The board game called Monopoly had really come a long way since it was first mass-produced in America in 1934. The game is basically something we all have grown up and played with (I don’t know about this current generation, though). The board with its whimsical properties, monies, game pieces and of course, Rich Uncle Pennybags who holds the game altogether could take us all to a poignant trip down memory lane.
However, for a number of POWs (Prisoners of War) during the Second World War, the game of Monopoly had given them a chance at escape and freedom.
How come a petty board game be their passport to freedom? Here is the story…
From Board Game to Escape Device
During the course of the Second World War, many British soldiers were dropped behind enemy lines and as a result, were caught and held prisoners. Germany, nevertheless, allowed humanitarian groups like Red Cross to give care packages to these prisoners as their way of keeping their end of the bargain at the Geneva Convention.
One category in these packages tickled the Allied Forces – “games and pastimes.”
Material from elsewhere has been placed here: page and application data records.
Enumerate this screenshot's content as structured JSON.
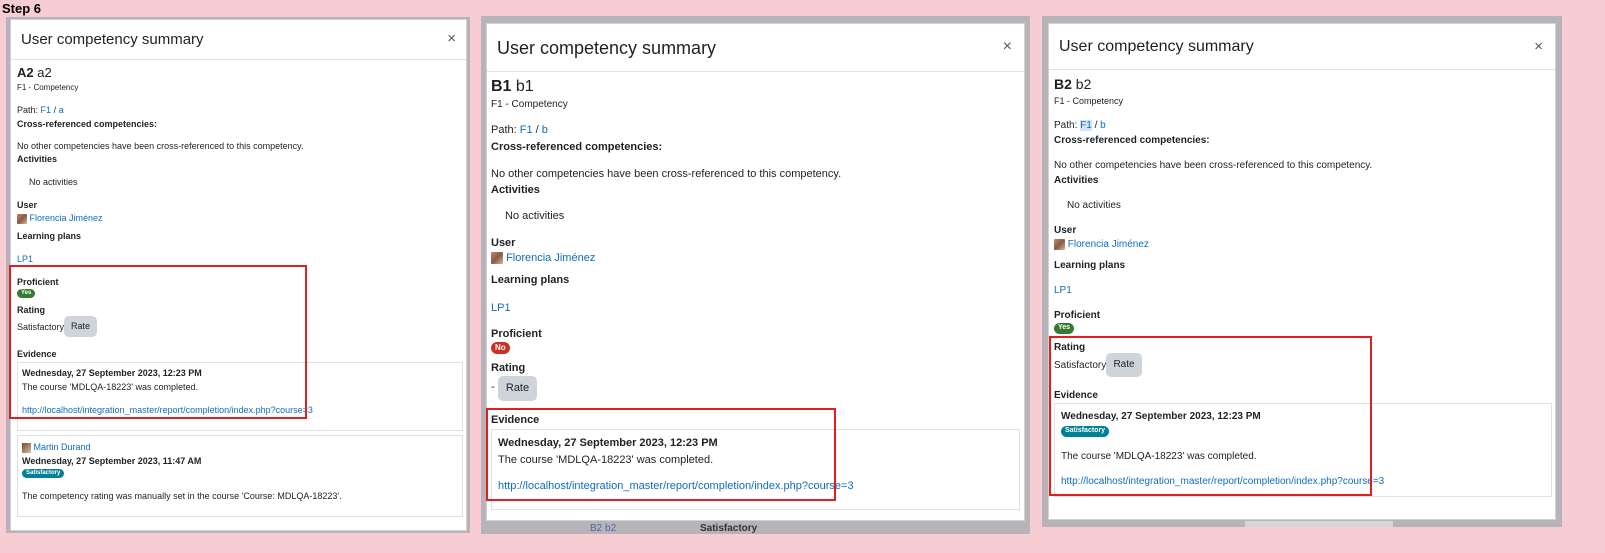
{
  "step_label": "Step 6",
  "panels": [
    {
      "title": "User competency summary",
      "close": "×",
      "competency_code": "A2",
      "competency_name": "a2",
      "framework": "F1 - Competency",
      "path_label": "Path:",
      "path_root": "F1",
      "path_sep": "/",
      "path_leaf": "a",
      "cross_ref_label": "Cross-referenced competencies:",
      "cross_ref_text": "No other competencies have been cross-referenced to this competency.",
      "activities_label": "Activities",
      "activities_text": "No activities",
      "user_label": "User",
      "user_name": "Florencia Jiménez",
      "learning_plans_label": "Learning plans",
      "learning_plan": "LP1",
      "proficient_label": "Proficient",
      "proficient_value": "Yes",
      "rating_label": "Rating",
      "rating_value": "Satisfactory",
      "rate_button": "Rate",
      "evidence_label": "Evidence",
      "evidence": [
        {
          "date": "Wednesday, 27 September 2023, 12:23 PM",
          "text": "The course 'MDLQA-18223' was completed.",
          "link": "http://localhost/integration_master/report/completion/index.php?course=3"
        },
        {
          "author": "Martin Durand",
          "date": "Wednesday, 27 September 2023, 11:47 AM",
          "badge": "Satisfactory",
          "text": "The competency rating was manually set in the course 'Course: MDLQA-18223'."
        }
      ]
    },
    {
      "title": "User competency summary",
      "close": "×",
      "competency_code": "B1",
      "competency_name": "b1",
      "framework": "F1 - Competency",
      "path_label": "Path:",
      "path_root": "F1",
      "path_sep": "/",
      "path_leaf": "b",
      "cross_ref_label": "Cross-referenced competencies:",
      "cross_ref_text": "No other competencies have been cross-referenced to this competency.",
      "activities_label": "Activities",
      "activities_text": "No activities",
      "user_label": "User",
      "user_name": "Florencia Jiménez",
      "learning_plans_label": "Learning plans",
      "learning_plan": "LP1",
      "proficient_label": "Proficient",
      "proficient_value": "No",
      "rating_label": "Rating",
      "rating_value": "-",
      "rate_button": "Rate",
      "evidence_label": "Evidence",
      "evidence": [
        {
          "date": "Wednesday, 27 September 2023, 12:23 PM",
          "text": "The course 'MDLQA-18223' was completed.",
          "link": "http://localhost/integration_master/report/completion/index.php?course=3"
        }
      ],
      "background_text_left": "B2 b2",
      "background_text_right": "Satisfactory"
    },
    {
      "title": "User competency summary",
      "close": "×",
      "competency_code": "B2",
      "competency_name": "b2",
      "framework": "F1 - Competency",
      "path_label": "Path:",
      "path_root": "F1",
      "path_sep": "/",
      "path_leaf": "b",
      "cross_ref_label": "Cross-referenced competencies:",
      "cross_ref_text": "No other competencies have been cross-referenced to this competency.",
      "activities_label": "Activities",
      "activities_text": "No activities",
      "user_label": "User",
      "user_name": "Florencia Jiménez",
      "learning_plans_label": "Learning plans",
      "learning_plan": "LP1",
      "proficient_label": "Proficient",
      "proficient_value": "Yes",
      "rating_label": "Rating",
      "rating_value": "Satisfactory",
      "rate_button": "Rate",
      "evidence_label": "Evidence",
      "evidence": [
        {
          "date": "Wednesday, 27 September 2023, 12:23 PM",
          "badge": "Satisfactory",
          "text": "The course 'MDLQA-18223' was completed.",
          "link": "http://localhost/integration_master/report/completion/index.php?course=3"
        }
      ]
    }
  ],
  "colors": {
    "page_bg": "#f7cdd3",
    "highlight": "#e0201e",
    "link": "#0f6cbf",
    "yes_badge": "#357a32",
    "no_badge": "#ca3120",
    "satisfactory_badge": "#008196"
  }
}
The Allies took advantage of this inclusion to craft a device that would aid POWs from escaping their tormentors. Taking advantage of the fact that the Nazis allowed charities to make these care packages, they posed as one (fake charity name: Licensed Victuallers Prisoners Relief Fund) and sent off packages to prisoners of war which had hidden escape kits in them – provisions that had escape tools like compasses, metal files, money and the most important element of all, maps.
The Allies disguised these escape paraphernalia into kits as Monopoly games.
The compasses and files were camouflaged as playing pieces. The money, mostly in French, Italian and German bank notes were hidden under Monopoly’s play money. The maps, made of silk, were concealed under the boards themselves.
“The game was too innocent to raise suspicion, it was the ideal size for a top-secret escape kit,” commented ABC News’s Ki Mae Heussner.
The British secret service which is also the organization responsible for planning escape and evasion, M19, had the hand in developing these said Monopoly/escape kits. M19 conspired with John Waddington, Ltd., UK’s licensed Monopoly manufacturer.
“It was ingenious,” Philip Orbanes, author of several books on Monopoly, said to Heussner in an interview. “The Monopoly box was big enough to not only hold the game but hide everything else they needed to get to POWs.”
But the British Allies could have used other board games at the time they thought of this getaway tactic.
Why did it have to be Monopoly? After all, it was an American board game and they were, well, British servicemen. Wouldn’t it have been more fitting to use a British board game in the first place?
No, m19 did not have a special affinity to American real state whatsoever. They chose Monopoly for this sole purpose: Waddington (remember, licensed UK manufacturer of the game) had mastered a technology no other company had – printing on silk.
This factor was very essential in the escape kits. The Allies needed a map material that was more durable than paper and would not tear and dissolve when wet, something that would be light enough and could be hidden in a boot or packed into a cigarette packet any moment and an object that would not crackle or produce any noise when held or stored. Silk was the perfect candidate for that. And Waddington, in the onset of WWII, was already using this silk-printing technology M19 needed for their escape maps.
Waddington as the UK licensee for the Monopoly board games was an extra factor, for safety and security reasons.
So, before being sent off for missions, Royal Air Force (RAF) airmen were already briefed that if they were unfortunately captured, all they would do was to look for the Monopoly board game in their respective care package, the ones given to them while in prison, and look for the escape equipment integrated in it. These ‘special’ edition Monopoly sets were marked with a red dot on the Free Parking space – a seemingly print error to those looking at it but did not know the meaning behind it. the red dot to captured soldiers was their window to freedom.
The soldiers were also instructed to destroy the game once they obtained everything they needed from it. This was to make sure that the ruse would be kept a secret from the Axis power. The trick worked as the Germans were blind to the tactic; yet unfortunate for us now since we do not have actual artifacts to look at and examine.
British historians have estimated that there were countless of British soldiers helped by the board game in WWII.
Little Things Equal to Big Results
So, little mundane things should never be underestimated. Look at how a minor, at times, overlooked, board game was able to change the course of history.
-Article based from a feature in The Atlantic